Faro Island, The Baltic
By Henning MankellSunday 15 August 2004 01.10 BST
I have always been on the move like a Scandinavian nomad in an unknown tribe, doing serious writing wherever I happened to be. When I was very young, I remember once living clandestinely in an empty apartment in Stockholm. There were no lamps in the flat. The only light I could find was when I opened the oven. Fine by me. I used the oven as a table, put my typewriter there and had all the light I needed.
Everything is possible. I still remember in 1992, writing The White Lioness in Maputo, east Africa. I lived in a small room where I was surrounded by other small rooms, and - I counted them - seven radios, playing loudly, but tuned into different music stations. It happened that I, maybe once a week, lost my temper and asked them if they at least not could choose one programme to listen to. Everyone was very understanding; they turned off the radios completely for 15 minutes and then it started all over again.
I loved my neighbours. And I wrote the novel. So I think I can write almost anywhere. I can never excuse myself for failing in my work by blaming the room, wherever or whatever it may be.
But perhaps this is not completely true. There is an exception to this rule. There is a sacred spot somewhere in the world. I spend time in this sacred spot and I must admit that I sometimes long to go there. On the other hand, I am always afraid to lose my independence. I can not fall in love too much with that little house.
North of the island of Gotland, this very rare and magic island in the Baltic, some 35 minutes' flying time from Stockholm, there is another island, even smaller. Its name is Fårö - meaning Sheep Island, and it is separated from Gotland by a firth where there is a ferry. This island has a magical landscape - it could be Ireland, the Hebrides or even the bush in north-eastern South Africa. All by itself on the eastern rocky beach is a small wooden cabin. It was originally built in the 1930s by a man who used to hunt during the winter season. Today, I can occasionally use it to live and work in. The cabin is situated some 30 metres from the sea. When the wind is strong, the salty waves almost reach the windows.

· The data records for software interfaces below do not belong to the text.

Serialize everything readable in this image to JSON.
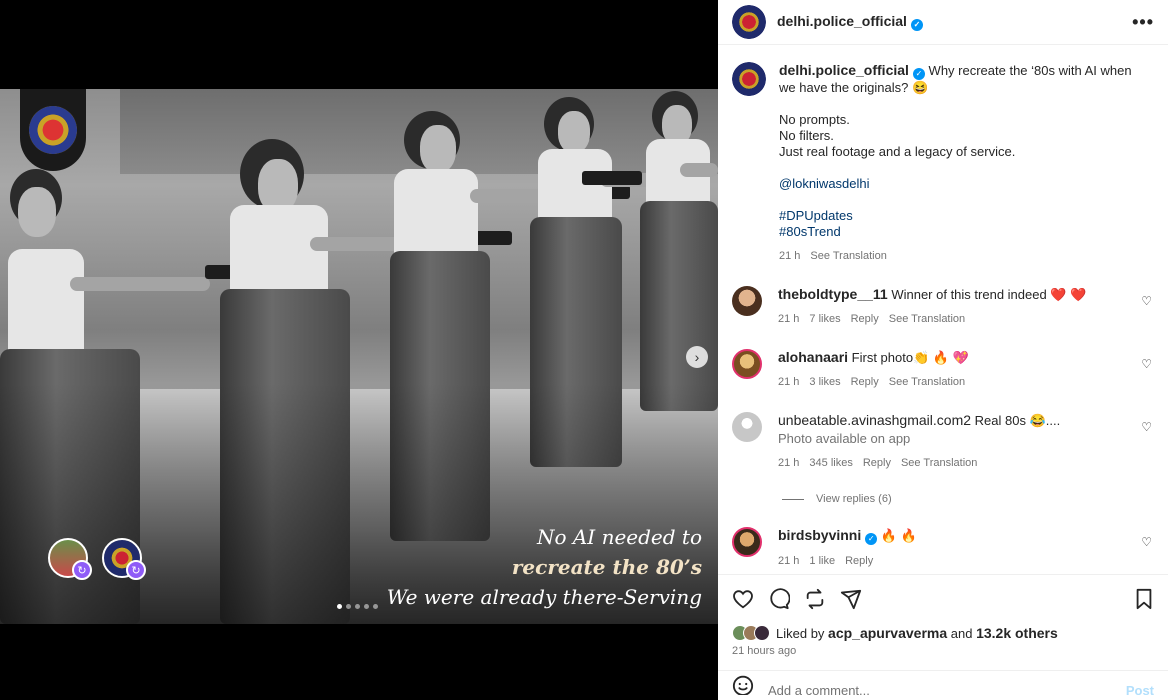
{
  "post": {
    "account": "delhi.police_official",
    "overlay": {
      "line1": "No AI needed to",
      "line2": "recreate the 80’s",
      "line3": "We were already there-Serving"
    },
    "carousel_total": 5,
    "carousel_current": 1
  },
  "caption": {
    "username": "delhi.police_official",
    "intro": "Why recreate the ‘80s with AI when we have the originals? 😆",
    "line1": "No prompts.",
    "line2": "No filters.",
    "line3": "Just real footage and a legacy of service.",
    "mention": "@lokniwasdelhi",
    "tag1": "#DPUpdates",
    "tag2": "#80sTrend",
    "time": "21 h",
    "see_translation": "See Translation"
  },
  "comments": [
    {
      "username": "theboldtype__11",
      "text": "Winner of this trend indeed ❤️ ❤️",
      "time": "21 h",
      "likes": "7 likes",
      "reply": "Reply",
      "translate": "See Translation",
      "avatar_color": "#8a6a4f"
    },
    {
      "username": "alohanaari",
      "text": "First photo👏 🔥 💖",
      "time": "21 h",
      "likes": "3 likes",
      "reply": "Reply",
      "translate": "See Translation",
      "avatar_color": "#d9a441"
    },
    {
      "username": "unbeatable.avinashgmail.com2",
      "text": "Real 80s 😂....",
      "sub": "Photo available on app",
      "time": "21 h",
      "likes": "345 likes",
      "reply": "Reply",
      "translate": "See Translation",
      "view_replies": "View replies (6)",
      "avatar_color": "#dbdbdb"
    },
    {
      "username": "birdsbyvinni",
      "text": "🔥 🔥",
      "time": "21 h",
      "likes": "1 like",
      "reply": "Reply",
      "avatar_color": "#c88a3a"
    }
  ],
  "actions": {
    "liked_by_prefix": "Liked by",
    "liked_by_user": "acp_apurvaverma",
    "liked_by_and": "and",
    "liked_by_others": "13.2k others",
    "time_ago": "21 hours ago"
  },
  "add_comment": {
    "placeholder": "Add a comment...",
    "post_label": "Post"
  },
  "colors": {
    "verified": "#0095f6",
    "link": "#00376b",
    "muted": "#737373",
    "collab_badge": "#8f5cf7"
  }
}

In this cabin, there is a kind of emptiness that is strange, rather impossible to explain. When I enter, I have a feeling that someone has just left, even though the house may have been abandoned for months. I am not talking about 'ghosts'; it is more the feeling that this cabin is breathing. But what is really magical about this cabin is that the mostly fictional characters I write about seem to like the cabin as much as I do. In just a couple of days, they fill the room with their voices. They share my bed, my food and they walk with me on the beach.
It took me some years to realise that this cabin is good when I have something really difficult to write. The house is a masterly servant. So I am happy that this cabin exists. And that I occasionally can use it. Among all the various rooms where I write, this little cabin is the centre that does not move, that is always there.
By the way, the owner of the cabin is Ingmar Bergman, who happens to be my father-in-law. As far as I know, he has never done any writing there.
· Henning Mankell's prize-winning Inspector Wallander thrillers consistently top European bestseller lists